__What is expected__:
The full set of lines below has to be duplicated exactly, with no picture kept.

(Page and application data records)
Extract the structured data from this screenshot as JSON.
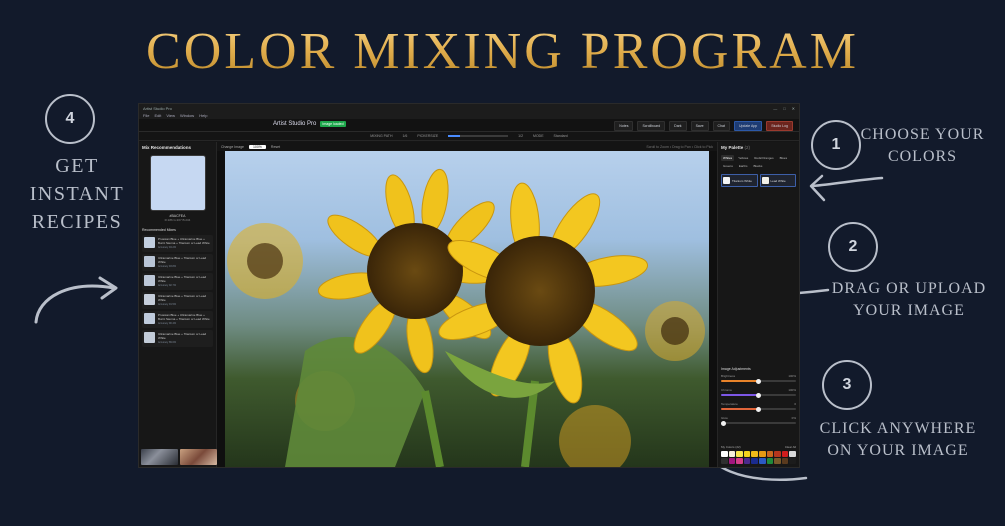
{
  "poster": {
    "title": "COLOR MIXING PROGRAM"
  },
  "steps": [
    {
      "number": "1",
      "text_lines": [
        "CHOOSE YOUR",
        "COLORS"
      ]
    },
    {
      "number": "2",
      "text_lines": [
        "DRAG OR UPLOAD",
        "YOUR IMAGE"
      ]
    },
    {
      "number": "3",
      "text_lines": [
        "CLICK ANYWHERE",
        "ON YOUR IMAGE"
      ]
    },
    {
      "number": "4",
      "text_lines": [
        "GET",
        "INSTANT",
        "RECIPES"
      ]
    }
  ],
  "app": {
    "window_title": "Artist Studio Pro",
    "window_controls": [
      "—",
      "□",
      "✕"
    ],
    "menu": [
      "File",
      "Edit",
      "View",
      "Window",
      "Help"
    ],
    "brand": "Artist Studio Pro",
    "badge": "Image loaded",
    "toolbar_buttons": [
      "Notes",
      "Scrollboard",
      "Dark",
      "Save",
      "Chat",
      "Update App",
      "Studio Log"
    ],
    "subbar": {
      "mix_label": "MIXING PATH",
      "mix_value": "1/6",
      "size_label": "PICKERSIZE",
      "size_value": "1/2",
      "mode_label": "MODE",
      "mode_value": "Standard"
    },
    "left": {
      "header": "Mix Recommendations",
      "swatch_color": "#c6d8f2",
      "hex": "#BACFEA",
      "sub": "R:186 G:207 B:234",
      "recommended_header": "Recommended Mixes",
      "recipes": [
        {
          "name": "Prussian Blue + Ultramarine Blue + Burnt Sienna + Titanium or Lead White",
          "detail": "Accuracy 94.2%",
          "color": "#c2cfe0"
        },
        {
          "name": "Ultramarine Blue + Titanium or Lead White",
          "detail": "Accuracy 93.8%",
          "color": "#b9c5d6"
        },
        {
          "name": "Ultramarine Blue + Titanium or Lead White",
          "detail": "Accuracy 92.7%",
          "color": "#bdc8d8"
        },
        {
          "name": "Ultramarine Blue + Titanium or Lead White",
          "detail": "Accuracy 91.5%",
          "color": "#c6cedb"
        },
        {
          "name": "Prussian Blue + Ultramarine Blue + Burnt Sienna + Titanium or Lead White",
          "detail": "Accuracy 90.4%",
          "color": "#bfcbdc"
        },
        {
          "name": "Ultramarine Blue + Titanium or Lead White",
          "detail": "Accuracy 89.6%",
          "color": "#c3ccd8"
        }
      ]
    },
    "center": {
      "change_image": "Change Image",
      "zoom": "100%",
      "reset": "Reset",
      "hint": "Scroll to Zoom • Drag to Pan • Click to Pick"
    },
    "right": {
      "header": "My Palette",
      "header_count": "(2)",
      "tabs": [
        "Whites",
        "Yellows",
        "Reds/Oranges",
        "Blues",
        "Greens",
        "Earths",
        "Blacks"
      ],
      "palette": [
        {
          "name": "Titanium White",
          "color": "#f4f5f5"
        },
        {
          "name": "Lead White",
          "color": "#f2f0e8"
        }
      ],
      "adjust_header": "Image Adjustments",
      "adjustments": [
        {
          "label": "Brightness",
          "value": "100%",
          "level": 0.5,
          "color": "#e8832a"
        },
        {
          "label": "Chroma",
          "value": "100%",
          "level": 0.5,
          "color": "#7d57e6"
        },
        {
          "label": "Temperature",
          "value": "0",
          "level": 0.5,
          "color": "#e0653a"
        },
        {
          "label": "Glow",
          "value": "0%",
          "level": 0.03,
          "color": "#888888"
        }
      ],
      "mycolors_header": "My Colors (22)",
      "mycolors_action": "Clear All",
      "mycolors": [
        "#ffffff",
        "#f5f0d9",
        "#f7e64b",
        "#f4d21b",
        "#f0b91a",
        "#e59a13",
        "#c9671e",
        "#b7361d",
        "#d11d1d",
        "#d8d8d8",
        "#2f2f2f",
        "#a3167f",
        "#d43e8a",
        "#4a2a8d",
        "#1a2b8f",
        "#2b59c3",
        "#1f8a3a",
        "#7a5a2a",
        "#5a3a1e",
        "#1c1c1c"
      ]
    }
  }
}
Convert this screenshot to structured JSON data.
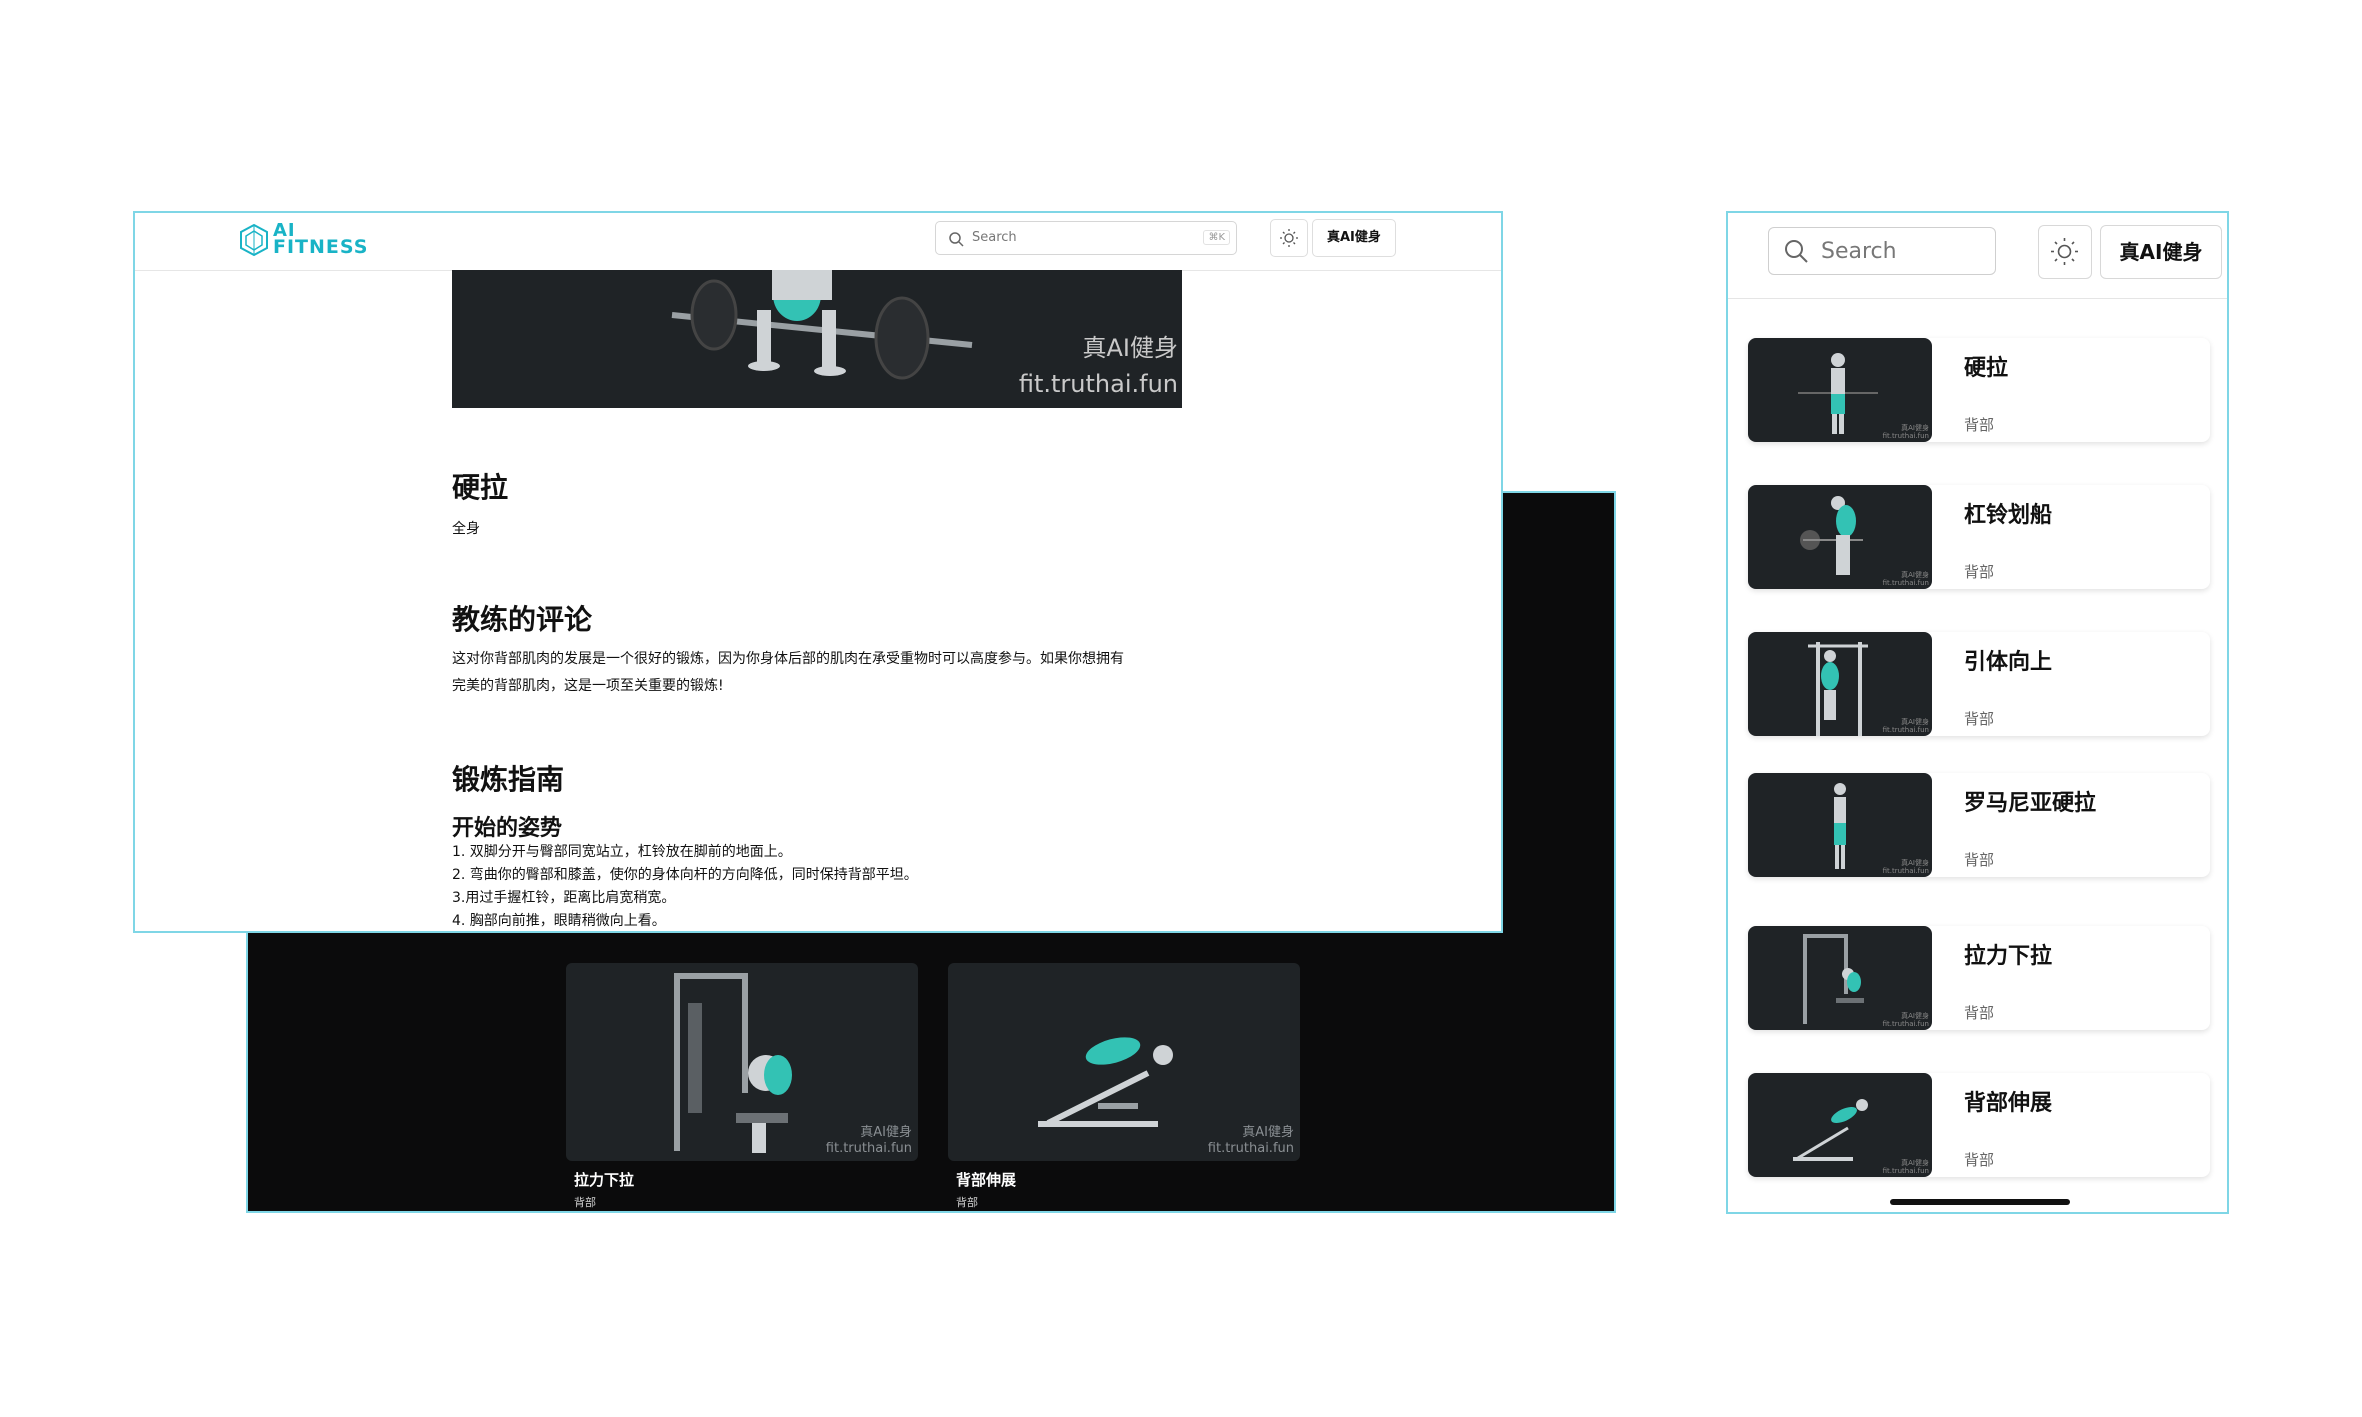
{
  "colors": {
    "accent": "#19b3c6",
    "frame": "#7fd6e6",
    "dark_bg": "#0b0b0c",
    "thumb_bg": "#1f2326"
  },
  "header": {
    "logo_line1": "AI",
    "logo_line2": "FITNESS",
    "search_placeholder": "Search",
    "search_shortcut": "⌘K",
    "theme_icon": "sun-icon",
    "brand_button": "真AI健身"
  },
  "hero": {
    "watermark_line1": "真AI健身",
    "watermark_line2": "fit.truthai.fun"
  },
  "exercise": {
    "title": "硬拉",
    "category": "全身",
    "coach_heading": "教练的评论",
    "coach_comment_line1": "这对你背部肌肉的发展是一个很好的锻炼，因为你身体后部的肌肉在承受重物时可以高度参与。如果你想拥有",
    "coach_comment_line2": "完美的背部肌肉，这是一项至关重要的锻炼!",
    "guide_heading": "锻炼指南",
    "start_heading": "开始的姿势",
    "steps": [
      "1. 双脚分开与臀部同宽站立，杠铃放在脚前的地面上。",
      "2. 弯曲你的臀部和膝盖，使你的身体向杆的方向降低，同时保持背部平坦。",
      "3.用过手握杠铃，距离比肩宽稍宽。",
      "4. 胸部向前推，眼睛稍微向上看。"
    ]
  },
  "related": [
    {
      "title": "拉力下拉",
      "category": "背部",
      "wm1": "真AI健身",
      "wm2": "fit.truthai.fun"
    },
    {
      "title": "背部伸展",
      "category": "背部",
      "wm1": "真AI健身",
      "wm2": "fit.truthai.fun"
    }
  ],
  "mobile": {
    "search_placeholder": "Search",
    "theme_icon": "sun-icon",
    "brand_button": "真AI健身",
    "items": [
      {
        "title": "硬拉",
        "category": "背部"
      },
      {
        "title": "杠铃划船",
        "category": "背部"
      },
      {
        "title": "引体向上",
        "category": "背部"
      },
      {
        "title": "罗马尼亚硬拉",
        "category": "背部"
      },
      {
        "title": "拉力下拉",
        "category": "背部"
      },
      {
        "title": "背部伸展",
        "category": "背部"
      }
    ]
  }
}
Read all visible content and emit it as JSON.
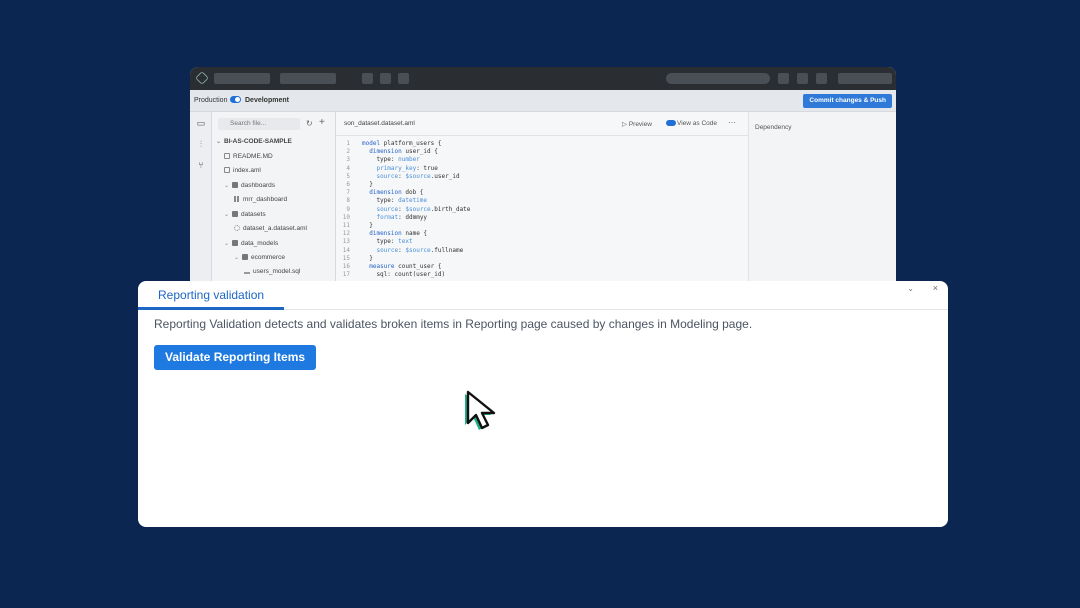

__Task answer__:
Extract the structured data from this screenshot as JSON.
{
  "poster": {
    "title": "COLOR MIXING PROGRAM"
  },
  "steps": [
    {
      "number": "1",
      "text_lines": [
        "CHOOSE YOUR",
        "COLORS"
      ]
    },
    {
      "number": "2",
      "text_lines": [
        "DRAG OR UPLOAD",
        "YOUR IMAGE"
      ]
    },
    {
      "number": "3",
      "text_lines": [
        "CLICK ANYWHERE",
        "ON YOUR IMAGE"
      ]
    },
    {
      "number": "4",
      "text_lines": [
        "GET",
        "INSTANT",
        "RECIPES"
      ]
    }
  ],
  "app": {
    "window_title": "Artist Studio Pro",
    "window_controls": [
      "—",
      "□",
      "✕"
    ],
    "menu": [
      "File",
      "Edit",
      "View",
      "Window",
      "Help"
    ],
    "brand": "Artist Studio Pro",
    "badge": "Image loaded",
    "toolbar_buttons": [
      "Notes",
      "Scrollboard",
      "Dark",
      "Save",
      "Chat",
      "Update App",
      "Studio Log"
    ],
    "subbar": {
      "mix_label": "MIXING PATH",
      "mix_value": "1/6",
      "size_label": "PICKERSIZE",
      "size_value": "1/2",
      "mode_label": "MODE",
      "mode_value": "Standard"
    },
    "left": {
      "header": "Mix Recommendations",
      "swatch_color": "#c6d8f2",
      "hex": "#BACFEA",
      "sub": "R:186 G:207 B:234",
      "recommended_header": "Recommended Mixes",
      "recipes": [
        {
          "name": "Prussian Blue + Ultramarine Blue + Burnt Sienna + Titanium or Lead White",
          "detail": "Accuracy 94.2%",
          "color": "#c2cfe0"
        },
        {
          "name": "Ultramarine Blue + Titanium or Lead White",
          "detail": "Accuracy 93.8%",
          "color": "#b9c5d6"
        },
        {
          "name": "Ultramarine Blue + Titanium or Lead White",
          "detail": "Accuracy 92.7%",
          "color": "#bdc8d8"
        },
        {
          "name": "Ultramarine Blue + Titanium or Lead White",
          "detail": "Accuracy 91.5%",
          "color": "#c6cedb"
        },
        {
          "name": "Prussian Blue + Ultramarine Blue + Burnt Sienna + Titanium or Lead White",
          "detail": "Accuracy 90.4%",
          "color": "#bfcbdc"
        },
        {
          "name": "Ultramarine Blue + Titanium or Lead White",
          "detail": "Accuracy 89.6%",
          "color": "#c3ccd8"
        }
      ]
    },
    "center": {
      "change_image": "Change Image",
      "zoom": "100%",
      "reset": "Reset",
      "hint": "Scroll to Zoom • Drag to Pan • Click to Pick"
    },
    "right": {
      "header": "My Palette",
      "header_count": "(2)",
      "tabs": [
        "Whites",
        "Yellows",
        "Reds/Oranges",
        "Blues",
        "Greens",
        "Earths",
        "Blacks"
      ],
      "palette": [
        {
          "name": "Titanium White",
          "color": "#f4f5f5"
        },
        {
          "name": "Lead White",
          "color": "#f2f0e8"
        }
      ],
      "adjust_header": "Image Adjustments",
      "adjustments": [
        {
          "label": "Brightness",
          "value": "100%",
          "level": 0.5,
          "color": "#e8832a"
        },
        {
          "label": "Chroma",
          "value": "100%",
          "level": 0.5,
          "color": "#7d57e6"
        },
        {
          "label": "Temperature",
          "value": "0",
          "level": 0.5,
          "color": "#e0653a"
        },
        {
          "label": "Glow",
          "value": "0%",
          "level": 0.03,
          "color": "#888888"
        }
      ],
      "mycolors_header": "My Colors (22)",
      "mycolors_action": "Clear All",
      "mycolors": [
        "#ffffff",
        "#f5f0d9",
        "#f7e64b",
        "#f4d21b",
        "#f0b91a",
        "#e59a13",
        "#c9671e",
        "#b7361d",
        "#d11d1d",
        "#d8d8d8",
        "#2f2f2f",
        "#a3167f",
        "#d43e8a",
        "#4a2a8d",
        "#1a2b8f",
        "#2b59c3",
        "#1f8a3a",
        "#7a5a2a",
        "#5a3a1e",
        "#1c1c1c"
      ]
    }
  }
}
Convert this screenshot to structured JSON data.
{
  "colors": {
    "accent": "#19b3c6",
    "frame": "#7fd6e6",
    "dark_bg": "#0b0b0c",
    "thumb_bg": "#1f2326"
  },
  "header": {
    "logo_line1": "AI",
    "logo_line2": "FITNESS",
    "search_placeholder": "Search",
    "search_shortcut": "⌘K",
    "theme_icon": "sun-icon",
    "brand_button": "真AI健身"
  },
  "hero": {
    "watermark_line1": "真AI健身",
    "watermark_line2": "fit.truthai.fun"
  },
  "exercise": {
    "title": "硬拉",
    "category": "全身",
    "coach_heading": "教练的评论",
    "coach_comment_line1": "这对你背部肌肉的发展是一个很好的锻炼，因为你身体后部的肌肉在承受重物时可以高度参与。如果你想拥有",
    "coach_comment_line2": "完美的背部肌肉，这是一项至关重要的锻炼!",
    "guide_heading": "锻炼指南",
    "start_heading": "开始的姿势",
    "steps": [
      "1. 双脚分开与臀部同宽站立，杠铃放在脚前的地面上。",
      "2. 弯曲你的臀部和膝盖，使你的身体向杆的方向降低，同时保持背部平坦。",
      "3.用过手握杠铃，距离比肩宽稍宽。",
      "4. 胸部向前推，眼睛稍微向上看。"
    ]
  },
  "related": [
    {
      "title": "拉力下拉",
      "category": "背部",
      "wm1": "真AI健身",
      "wm2": "fit.truthai.fun"
    },
    {
      "title": "背部伸展",
      "category": "背部",
      "wm1": "真AI健身",
      "wm2": "fit.truthai.fun"
    }
  ],
  "mobile": {
    "search_placeholder": "Search",
    "theme_icon": "sun-icon",
    "brand_button": "真AI健身",
    "items": [
      {
        "title": "硬拉",
        "category": "背部"
      },
      {
        "title": "杠铃划船",
        "category": "背部"
      },
      {
        "title": "引体向上",
        "category": "背部"
      },
      {
        "title": "罗马尼亚硬拉",
        "category": "背部"
      },
      {
        "title": "拉力下拉",
        "category": "背部"
      },
      {
        "title": "背部伸展",
        "category": "背部"
      }
    ]
  }
}
Read all visible content and emit it as JSON.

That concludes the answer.